You have $2,000, and you must pick one of the following choices:
Choice A: You have a 50% chance of losing $1,000, and 50% of losing $0.
Choice B: You have a 100% chance of losing $500.
People would overwhelmingly pick B for the first situation and A for the second situation. This trend follows the asymmetrical value distribution of the Prospect Theory curve.
More Cognitive Biases
To learn more cognitive biases, please visit this Betterhuman article
Danny and Amos
Both were Israeli geniuses. Amos served as paratrooper while Danny escapes Nazi-occupied France to design a lot of the Israeli army psychology tests.
Amos was very confrontational while Danny avoids confrontation. Amos was an extrovert while Danny introvert. Amos was an outright optimist, while Danny was a pessimist.

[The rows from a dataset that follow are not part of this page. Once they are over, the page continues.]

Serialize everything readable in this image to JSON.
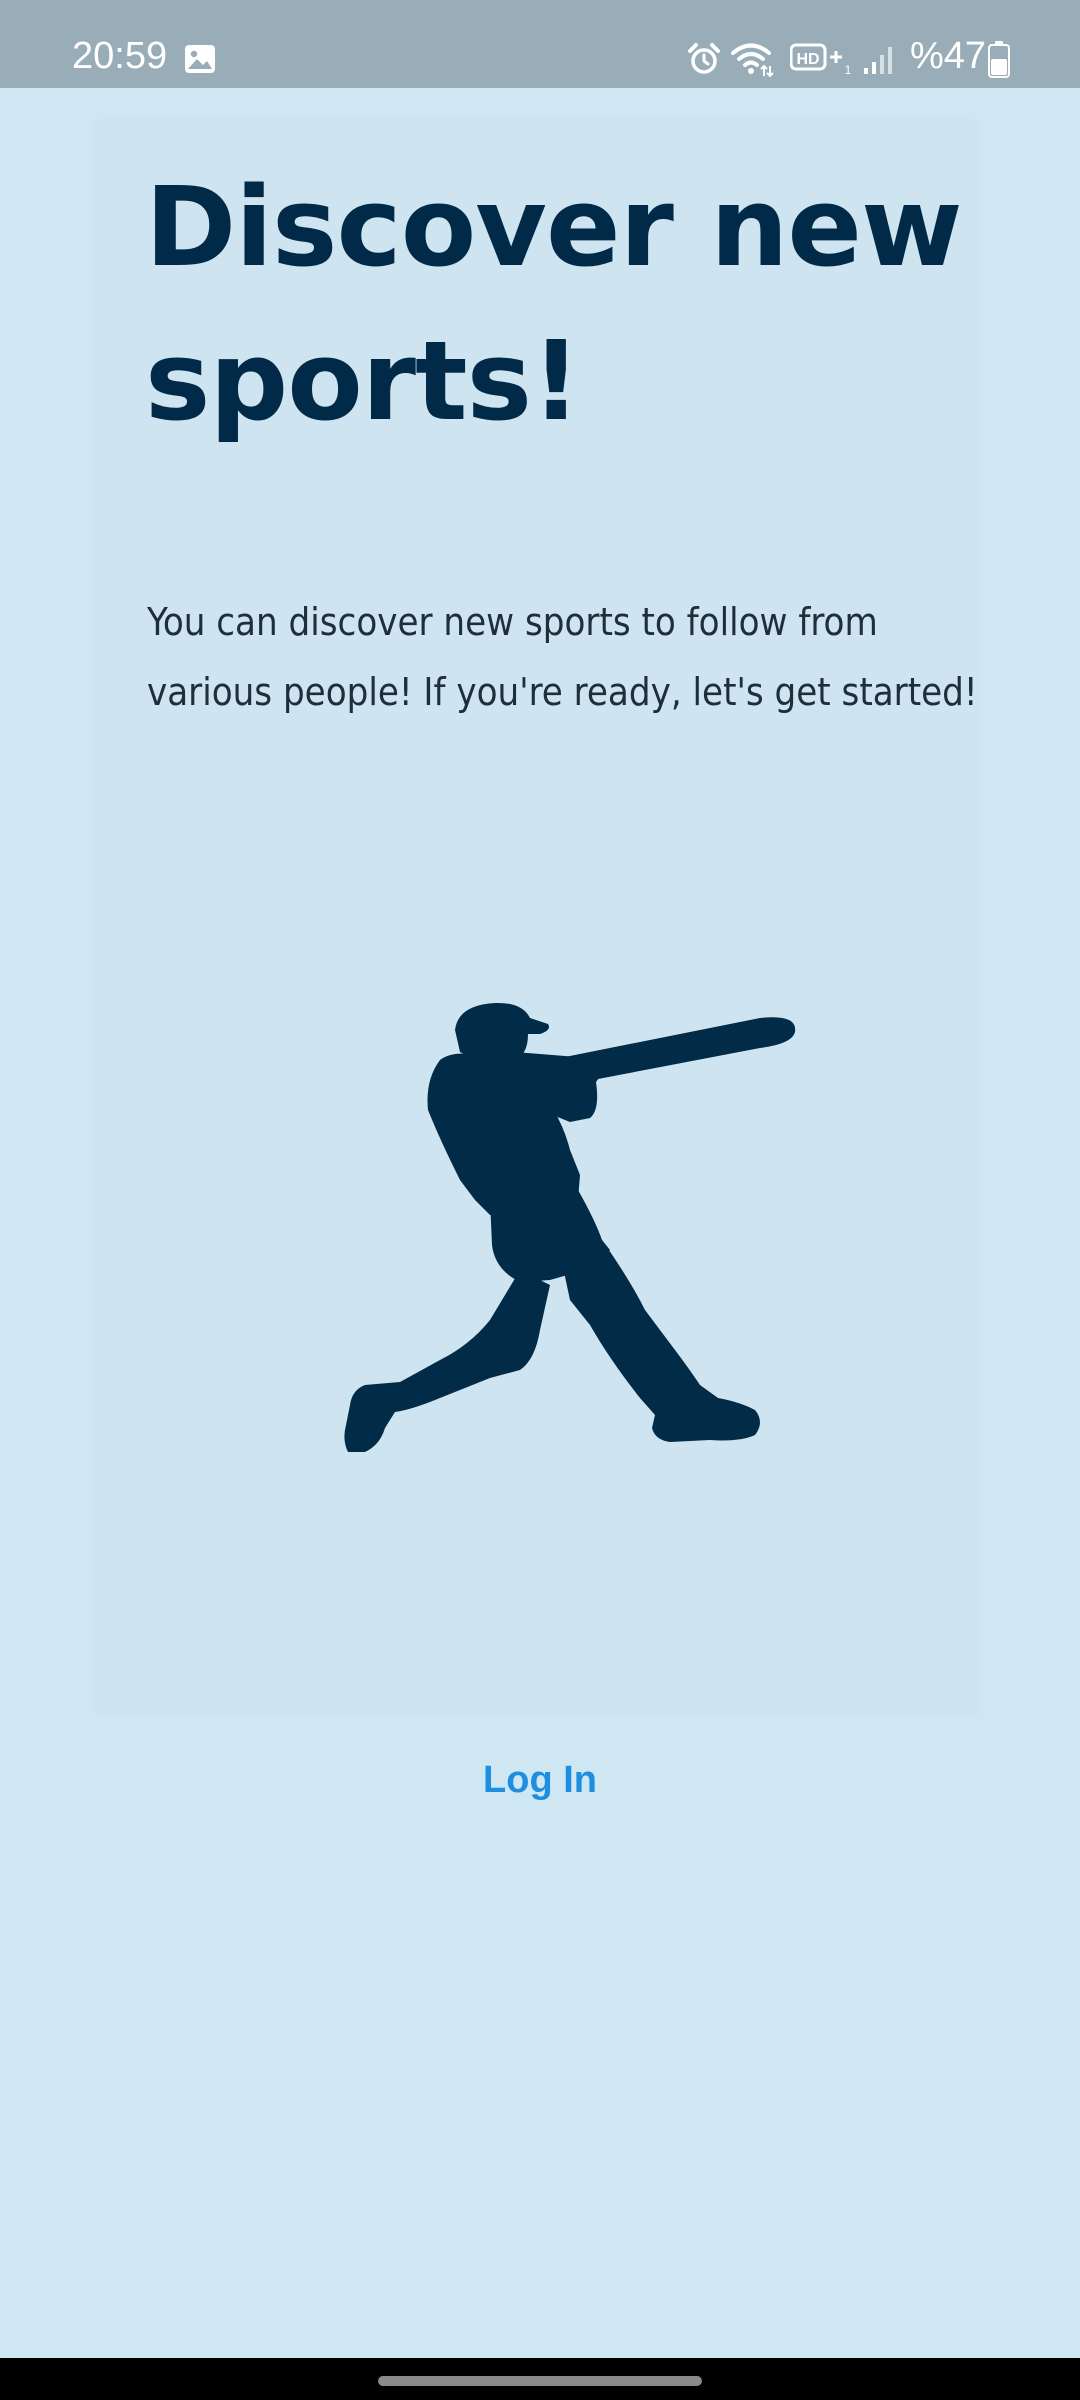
{
  "status_bar": {
    "time": "20:59",
    "battery_percent": "%47",
    "icons": [
      "gallery-icon",
      "alarm-icon",
      "wifi-icon",
      "hd-volte-icon",
      "signal-icon",
      "battery-icon"
    ]
  },
  "welcome": {
    "headline": "Discover new sports!",
    "description": "You can discover new sports to follow from various people! If you're ready, let's get started!",
    "illustration": "baseball-batter-icon"
  },
  "actions": {
    "login_label": "Log In"
  },
  "colors": {
    "background": "#cfe6f3",
    "headline": "#012a48",
    "illustration": "#022b48",
    "link": "#1e8fe0",
    "status_bar": "#98adb8"
  }
}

Amos used to say, “when you are a pessimist, and the bad thing happens, you live it twice. Once when you worry about it, and the second time when it happens.” while Danny thinks that when you expect the worst, you are never disappointed.
They had very little in common besides having studied at the Hebrew University in Jerusalem together. However, they proved to be each other’s perfect match, until almost to the end.
Amos got the more prestigious job offers from Harvard and Stanford (which he took). Danny got a job at University of British Columbia, Vancouver, Canada which is of lower prestige compared to Amos. After their falling out, they begin to act like a divorced couple, trying to stay out of each other’s way and started to work with other people.
Daniel Kahneman won the Nobel prize in Economics for his works on human behaviours, which might have been shared with Amos Tversky had Amos not been taken away by cancer. Nobel prize does not get awarded posthumously. Kahneman wrote one of my favourite books of all time: “Thinking Fast and Slow” which explores a lot of the heuristics and biases that we talked about here but in much more detail.
Danny and Amos’s works arguably shaped a lot of current policies. Changing the default in retirement savings increases the saving rate accumulation in general population. People also start to pay attention to car accident rate when drivers were distracted on cellphones or drive too fast, resulting in law change to make road travel safer.